▸ EXCERPTED RECORDS:
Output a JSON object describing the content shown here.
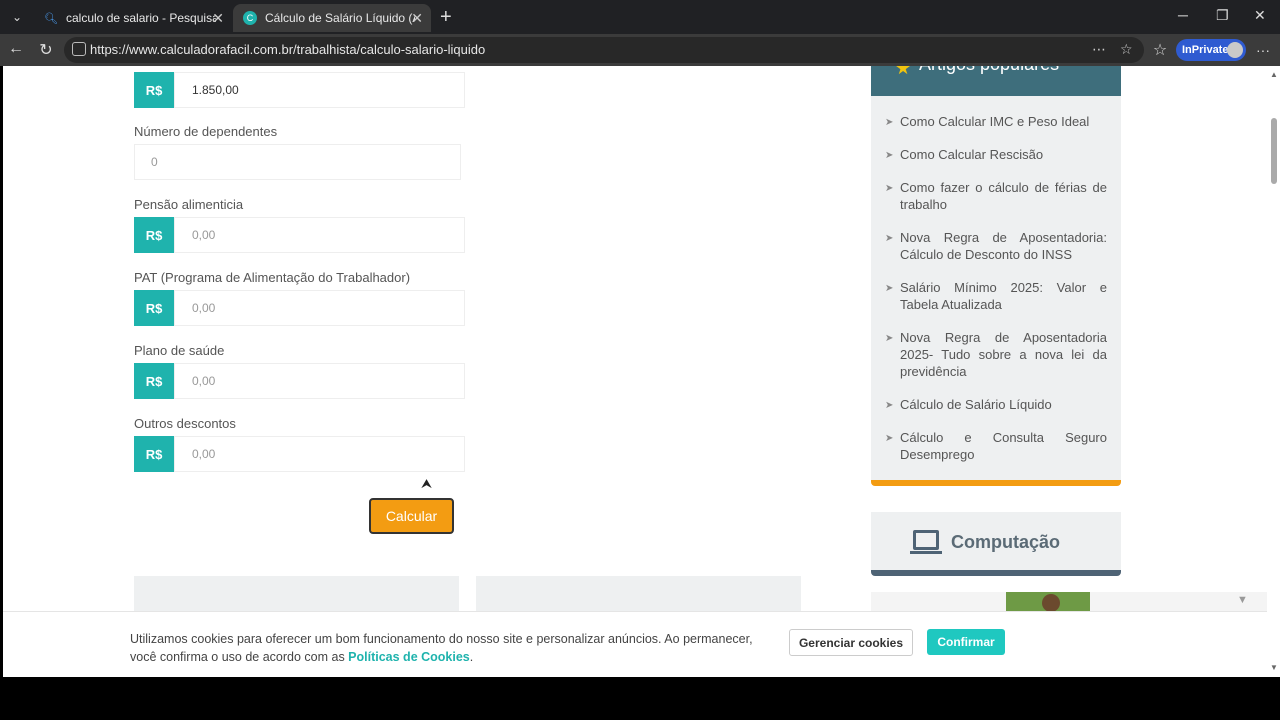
{
  "browser": {
    "tabs": [
      {
        "title": "calculo de salario - Pesquisar"
      },
      {
        "title": "Cálculo de Salário Líquido (Atualiz"
      }
    ],
    "url": "https://www.calculadorafacil.com.br/trabalhista/calculo-salario-liquido",
    "inprivate_label": "InPrivate"
  },
  "form": {
    "currency": "R$",
    "salary_value": "1.850,00",
    "dependents_label": "Número de dependentes",
    "dependents_placeholder": "0",
    "alimony_label": "Pensão alimenticia",
    "alimony_placeholder": "0,00",
    "pat_label": "PAT (Programa de Alimentação do Trabalhador)",
    "pat_placeholder": "0,00",
    "health_label": "Plano de saúde",
    "health_placeholder": "0,00",
    "other_label": "Outros descontos",
    "other_placeholder": "0,00",
    "calculate_label": "Calcular"
  },
  "sidebar": {
    "popular_title": "Artigos populares",
    "items": [
      "Como Calcular IMC e Peso Ideal",
      "Como Calcular Rescisão",
      "Como fazer o cálculo de férias de trabalho",
      "Nova Regra de Aposentadoria: Cálculo de Desconto do INSS",
      "Salário Mínimo 2025: Valor e Tabela Atualizada",
      "Nova Regra de Aposentadoria 2025- Tudo sobre a nova lei da previdência",
      "Cálculo de Salário Líquido",
      "Cálculo e Consulta Seguro Desemprego"
    ],
    "computing_title": "Computação"
  },
  "cookie": {
    "text": "Utilizamos cookies para oferecer um bom funcionamento do nosso site e personalizar anúncios. Ao permanecer, você confirma o uso de acordo com as ",
    "link": "Políticas de Cookies",
    "end": ".",
    "manage_label": "Gerenciar cookies",
    "confirm_label": "Confirmar"
  },
  "colors": {
    "accent": "#1fb3ad",
    "button": "#f39c12",
    "sidebar_header": "#3e6e7c"
  }
}
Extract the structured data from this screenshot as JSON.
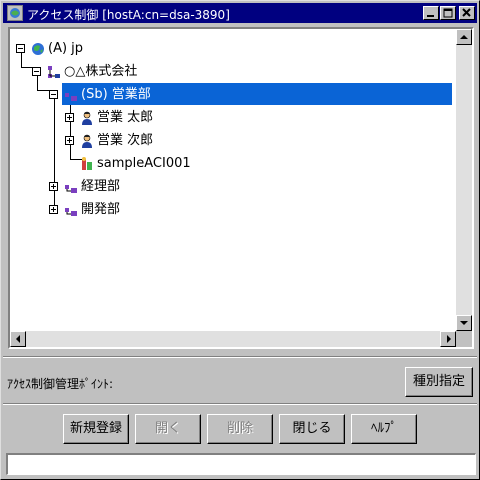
{
  "window": {
    "title": "アクセス制御 [hostA:cn=dsa-3890]",
    "controls": {
      "minimize_icon": "minimize-icon",
      "maximize_icon": "maximize-icon",
      "close_icon": "close-icon"
    }
  },
  "tree": {
    "nodes": [
      {
        "label": "(A) jp",
        "icon": "globe-icon",
        "expanded": true,
        "selected": false
      },
      {
        "label": "○△株式会社",
        "icon": "organization-icon",
        "expanded": true,
        "selected": false
      },
      {
        "label": "(Sb) 営業部",
        "icon": "org-unit-icon",
        "expanded": true,
        "selected": true
      },
      {
        "label": "営業 太郎",
        "icon": "person-icon",
        "expanded": false,
        "selected": false
      },
      {
        "label": "営業 次郎",
        "icon": "person-icon",
        "expanded": false,
        "selected": false
      },
      {
        "label": "sampleACI001",
        "icon": "aci-icon",
        "expanded": null,
        "selected": false
      },
      {
        "label": "経理部",
        "icon": "org-unit-icon",
        "expanded": false,
        "selected": false
      },
      {
        "label": "開発部",
        "icon": "org-unit-icon",
        "expanded": false,
        "selected": false
      }
    ],
    "colors": {
      "selection_bg": "#0a64d6",
      "selection_text": "#ffffff"
    }
  },
  "access_control_point": {
    "label": "ｱｸｾｽ制御管理ﾎﾟｲﾝﾄ:",
    "value": ""
  },
  "buttons": {
    "type_spec": "種別指定",
    "new_register": "新規登録",
    "open": "開く",
    "delete": "削除",
    "close": "閉じる",
    "help": "ﾍﾙﾌﾟ"
  },
  "statusbar": {
    "text": ""
  }
}
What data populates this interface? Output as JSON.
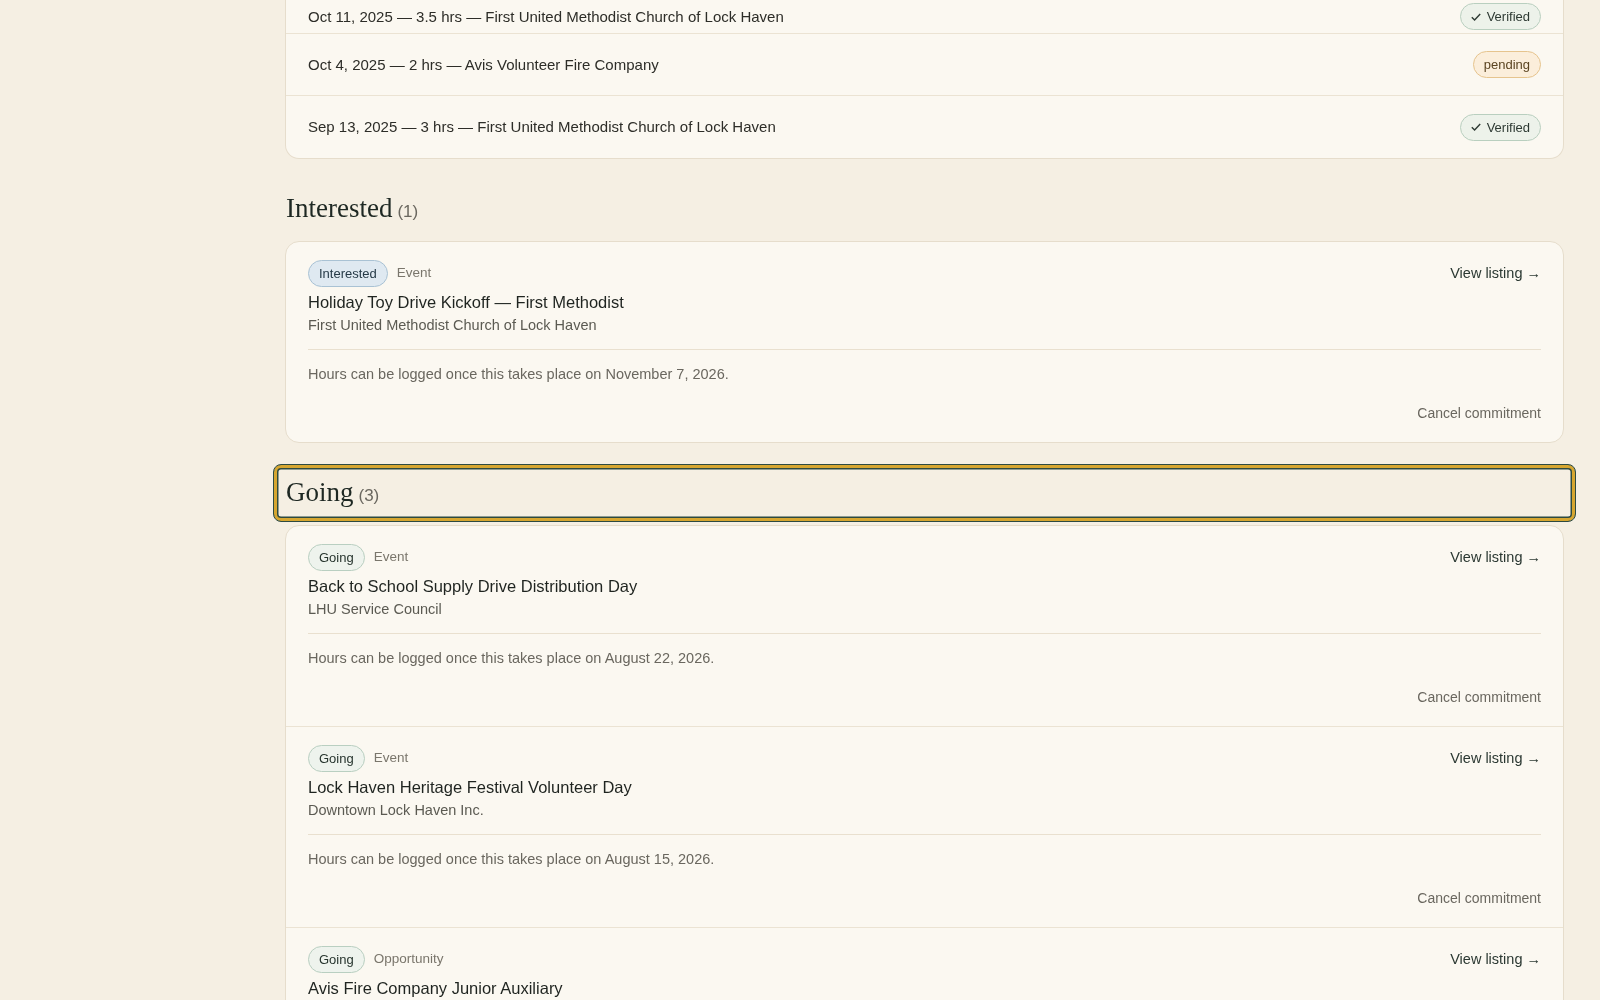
{
  "hours_log": {
    "entries": [
      {
        "text": "Oct 11, 2025 — 3.5 hrs — First United Methodist Church of Lock Haven",
        "kind": "verified",
        "badge": "Verified"
      },
      {
        "text": "Oct 4, 2025 — 2 hrs — Avis Volunteer Fire Company",
        "kind": "pending",
        "badge": "pending"
      },
      {
        "text": "Sep 13, 2025 — 3 hrs — First United Methodist Church of Lock Haven",
        "kind": "verified",
        "badge": "Verified"
      }
    ]
  },
  "sections": [
    {
      "heading": "Interested",
      "count": "(1)",
      "focused": false,
      "items": [
        {
          "kind": "interested",
          "badge": "Interested",
          "type": "Event",
          "title": "Holiday Toy Drive Kickoff — First Methodist",
          "organization": "First United Methodist Church of Lock Haven",
          "note": "Hours can be logged once this takes place on November 7, 2026.",
          "link": "View listing →",
          "action": "Cancel commitment"
        }
      ]
    },
    {
      "heading": "Going",
      "count": "(3)",
      "focused": true,
      "items": [
        {
          "kind": "going",
          "badge": "Going",
          "type": "Event",
          "title": "Back to School Supply Drive Distribution Day",
          "organization": "LHU Service Council",
          "note": "Hours can be logged once this takes place on August 22, 2026.",
          "link": "View listing →",
          "action": "Cancel commitment"
        },
        {
          "kind": "going",
          "badge": "Going",
          "type": "Event",
          "title": "Lock Haven Heritage Festival Volunteer Day",
          "organization": "Downtown Lock Haven Inc.",
          "note": "Hours can be logged once this takes place on August 15, 2026.",
          "link": "View listing →",
          "action": "Cancel commitment"
        },
        {
          "kind": "going",
          "badge": "Going",
          "type": "Opportunity",
          "title": "Avis Fire Company Junior Auxiliary",
          "link": "View listing →"
        }
      ]
    }
  ]
}
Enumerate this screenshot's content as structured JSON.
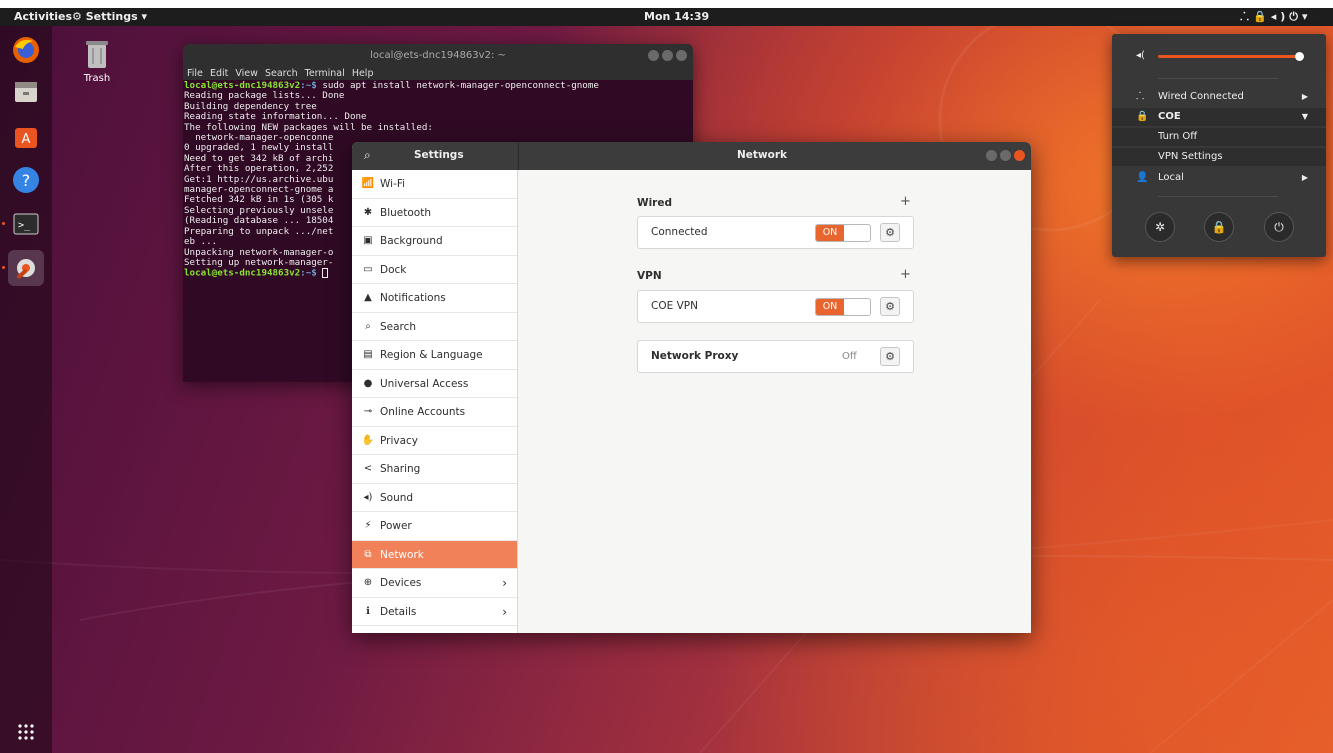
{
  "topbar": {
    "activities": "Activities",
    "app_menu": "Settings ▾",
    "clock": "Mon 14:39",
    "tray_icons": [
      "network-icon",
      "vpn-icon",
      "volume-icon",
      "power-icon"
    ]
  },
  "desktop": {
    "trash_label": "Trash"
  },
  "dock": {
    "apps": [
      "firefox-icon",
      "files-icon",
      "software-icon",
      "help-icon",
      "terminal-icon",
      "settings-icon"
    ],
    "show_apps_icon": "grid-icon"
  },
  "terminal": {
    "title": "local@ets-dnc194863v2: ~",
    "menu": [
      "File",
      "Edit",
      "View",
      "Search",
      "Terminal",
      "Help"
    ],
    "prompt_user": "local@ets-dnc194863v2",
    "prompt_path": ":~$",
    "command": " sudo apt install network-manager-openconnect-gnome",
    "lines": [
      "Reading package lists... Done",
      "Building dependency tree",
      "Reading state information... Done",
      "The following NEW packages will be installed:",
      "  network-manager-openconne",
      "0 upgraded, 1 newly install",
      "Need to get 342 kB of archi",
      "After this operation, 2,252",
      "Get:1 http://us.archive.ubu",
      "manager-openconnect-gnome a",
      "Fetched 342 kB in 1s (305 k",
      "Selecting previously unsele",
      "(Reading database ... 18504",
      "Preparing to unpack .../net",
      "eb ...",
      "Unpacking network-manager-o",
      "Setting up network-manager-"
    ],
    "final_prompt_user": "local@ets-dnc194863v2",
    "final_prompt_path": ":~$"
  },
  "settings": {
    "sidebar_title": "Settings",
    "panel_title": "Network",
    "sidebar_items": [
      {
        "label": "Wi-Fi",
        "icon": "wifi-icon",
        "glyph": "📶"
      },
      {
        "label": "Bluetooth",
        "icon": "bluetooth-icon",
        "glyph": "✱"
      },
      {
        "label": "Background",
        "icon": "background-icon",
        "glyph": "▣"
      },
      {
        "label": "Dock",
        "icon": "dock-icon",
        "glyph": "▭"
      },
      {
        "label": "Notifications",
        "icon": "notifications-icon",
        "glyph": "▲"
      },
      {
        "label": "Search",
        "icon": "search-icon",
        "glyph": "⌕"
      },
      {
        "label": "Region & Language",
        "icon": "region-icon",
        "glyph": "▤"
      },
      {
        "label": "Universal Access",
        "icon": "universal-access-icon",
        "glyph": "●"
      },
      {
        "label": "Online Accounts",
        "icon": "online-accounts-icon",
        "glyph": "⊸"
      },
      {
        "label": "Privacy",
        "icon": "privacy-icon",
        "glyph": "✋"
      },
      {
        "label": "Sharing",
        "icon": "sharing-icon",
        "glyph": "<"
      },
      {
        "label": "Sound",
        "icon": "sound-icon",
        "glyph": "◂)"
      },
      {
        "label": "Power",
        "icon": "power-icon",
        "glyph": "⚡"
      },
      {
        "label": "Network",
        "icon": "network-icon",
        "glyph": "⧉"
      },
      {
        "label": "Devices",
        "icon": "devices-icon",
        "glyph": "⊕"
      },
      {
        "label": "Details",
        "icon": "details-icon",
        "glyph": "ℹ"
      }
    ],
    "network": {
      "wired_title": "Wired",
      "wired_status": "Connected",
      "wired_toggle": "ON",
      "vpn_title": "VPN",
      "vpn_name": "COE VPN",
      "vpn_toggle": "ON",
      "proxy_label": "Network Proxy",
      "proxy_status": "Off",
      "add_symbol": "+"
    }
  },
  "system_menu": {
    "volume_level": 1.0,
    "wired": "Wired Connected",
    "vpn": "COE",
    "vpn_turn_off": "Turn Off",
    "vpn_settings": "VPN Settings",
    "user": "Local",
    "buttons": [
      "settings-icon",
      "lock-icon",
      "power-icon"
    ]
  },
  "colors": {
    "accent": "#e95420",
    "selected": "#f08159",
    "toggle_on": "#e8652f"
  }
}
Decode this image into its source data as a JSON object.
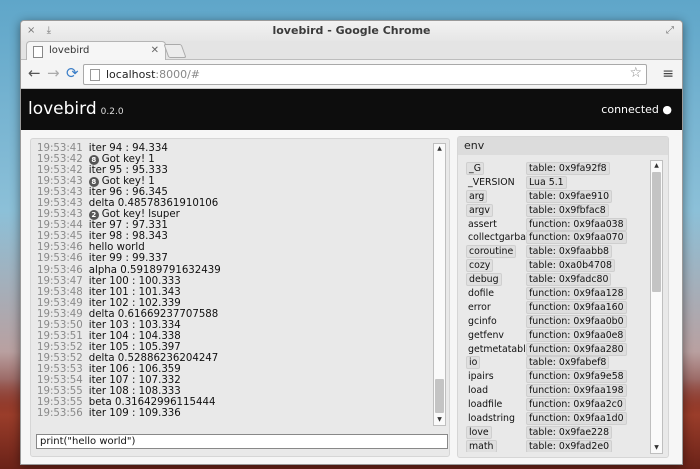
{
  "window": {
    "title": "lovebird - Google Chrome",
    "titlebar_left_icons": [
      "×",
      "⤓"
    ],
    "titlebar_right_icon": "⤢"
  },
  "tab": {
    "label": "lovebird",
    "close": "✕"
  },
  "toolbar": {
    "url_host": "localhost",
    "url_path": ":8000/#",
    "back_glyph": "←",
    "forward_glyph": "→",
    "reload_glyph": "⟳",
    "star_glyph": "☆",
    "menu_glyph": "≡"
  },
  "app": {
    "title": "lovebird",
    "version": "0.2.0",
    "status": "connected ●"
  },
  "console": {
    "input_value": "print(\"hello world\")",
    "lines": [
      {
        "time": "19:53:41",
        "badge": "",
        "text": "iter 94 : 94.334"
      },
      {
        "time": "19:53:42",
        "badge": "8",
        "text": "Got key! 1"
      },
      {
        "time": "19:53:42",
        "badge": "",
        "text": "iter 95 : 95.333"
      },
      {
        "time": "19:53:43",
        "badge": "8",
        "text": "Got key! 1"
      },
      {
        "time": "19:53:43",
        "badge": "",
        "text": "iter 96 : 96.345"
      },
      {
        "time": "19:53:43",
        "badge": "",
        "text": "delta 0.48578361910106"
      },
      {
        "time": "19:53:43",
        "badge": "2",
        "text": "Got key! lsuper"
      },
      {
        "time": "19:53:44",
        "badge": "",
        "text": "iter 97 : 97.331"
      },
      {
        "time": "19:53:45",
        "badge": "",
        "text": "iter 98 : 98.343"
      },
      {
        "time": "19:53:46",
        "badge": "",
        "text": "hello world"
      },
      {
        "time": "19:53:46",
        "badge": "",
        "text": "iter 99 : 99.337"
      },
      {
        "time": "19:53:46",
        "badge": "",
        "text": "alpha 0.59189791632439"
      },
      {
        "time": "19:53:47",
        "badge": "",
        "text": "iter 100 : 100.333"
      },
      {
        "time": "19:53:48",
        "badge": "",
        "text": "iter 101 : 101.343"
      },
      {
        "time": "19:53:49",
        "badge": "",
        "text": "iter 102 : 102.339"
      },
      {
        "time": "19:53:49",
        "badge": "",
        "text": "delta 0.61669237707588"
      },
      {
        "time": "19:53:50",
        "badge": "",
        "text": "iter 103 : 103.334"
      },
      {
        "time": "19:53:51",
        "badge": "",
        "text": "iter 104 : 104.338"
      },
      {
        "time": "19:53:52",
        "badge": "",
        "text": "iter 105 : 105.397"
      },
      {
        "time": "19:53:52",
        "badge": "",
        "text": "delta 0.52886236204247"
      },
      {
        "time": "19:53:53",
        "badge": "",
        "text": "iter 106 : 106.359"
      },
      {
        "time": "19:53:54",
        "badge": "",
        "text": "iter 107 : 107.332"
      },
      {
        "time": "19:53:55",
        "badge": "",
        "text": "iter 108 : 108.333"
      },
      {
        "time": "19:53:55",
        "badge": "",
        "text": "beta 0.31642996115444"
      },
      {
        "time": "19:53:56",
        "badge": "",
        "text": "iter 109 : 109.336"
      }
    ]
  },
  "env": {
    "title": "env",
    "rows": [
      {
        "key": "_G",
        "boxed": true,
        "value": "table: 0x9fa92f8"
      },
      {
        "key": "_VERSION",
        "boxed": false,
        "value": "Lua 5.1"
      },
      {
        "key": "arg",
        "boxed": true,
        "value": "table: 0x9fae910"
      },
      {
        "key": "argv",
        "boxed": true,
        "value": "table: 0x9fbfac8"
      },
      {
        "key": "assert",
        "boxed": false,
        "value": "function: 0x9faa038"
      },
      {
        "key": "collectgarbage",
        "boxed": false,
        "value": "function: 0x9faa070"
      },
      {
        "key": "coroutine",
        "boxed": true,
        "value": "table: 0x9faabb8"
      },
      {
        "key": "cozy",
        "boxed": true,
        "value": "table: 0xa0b4708"
      },
      {
        "key": "debug",
        "boxed": true,
        "value": "table: 0x9fadc80"
      },
      {
        "key": "dofile",
        "boxed": false,
        "value": "function: 0x9faa128"
      },
      {
        "key": "error",
        "boxed": false,
        "value": "function: 0x9faa160"
      },
      {
        "key": "gcinfo",
        "boxed": false,
        "value": "function: 0x9faa0b0"
      },
      {
        "key": "getfenv",
        "boxed": false,
        "value": "function: 0x9faa0e8"
      },
      {
        "key": "getmetatable",
        "boxed": false,
        "value": "function: 0x9faa280"
      },
      {
        "key": "io",
        "boxed": true,
        "value": "table: 0x9fabef8"
      },
      {
        "key": "ipairs",
        "boxed": false,
        "value": "function: 0x9fa9e58"
      },
      {
        "key": "load",
        "boxed": false,
        "value": "function: 0x9faa198"
      },
      {
        "key": "loadfile",
        "boxed": false,
        "value": "function: 0x9faa2c0"
      },
      {
        "key": "loadstring",
        "boxed": false,
        "value": "function: 0x9faa1d0"
      },
      {
        "key": "love",
        "boxed": true,
        "value": "table: 0x9fae228"
      },
      {
        "key": "math",
        "boxed": true,
        "value": "table: 0x9fad2e0"
      }
    ]
  }
}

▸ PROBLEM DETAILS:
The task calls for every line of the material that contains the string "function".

▸ EXERCISE ANSWER:
        "value": "function: 0x9faa038"
        "value": "function: 0x9faa070"
        "value": "function: 0x9faa128"
        "value": "function: 0x9faa160"
        "value": "function: 0x9faa0b0"
        "value": "function: 0x9faa0e8"
        "value": "function: 0x9faa280"
        "value": "function: 0x9fa9e58"
        "value": "function: 0x9faa198"
        "value": "function: 0x9faa2c0"
        "value": "function: 0x9faa1d0"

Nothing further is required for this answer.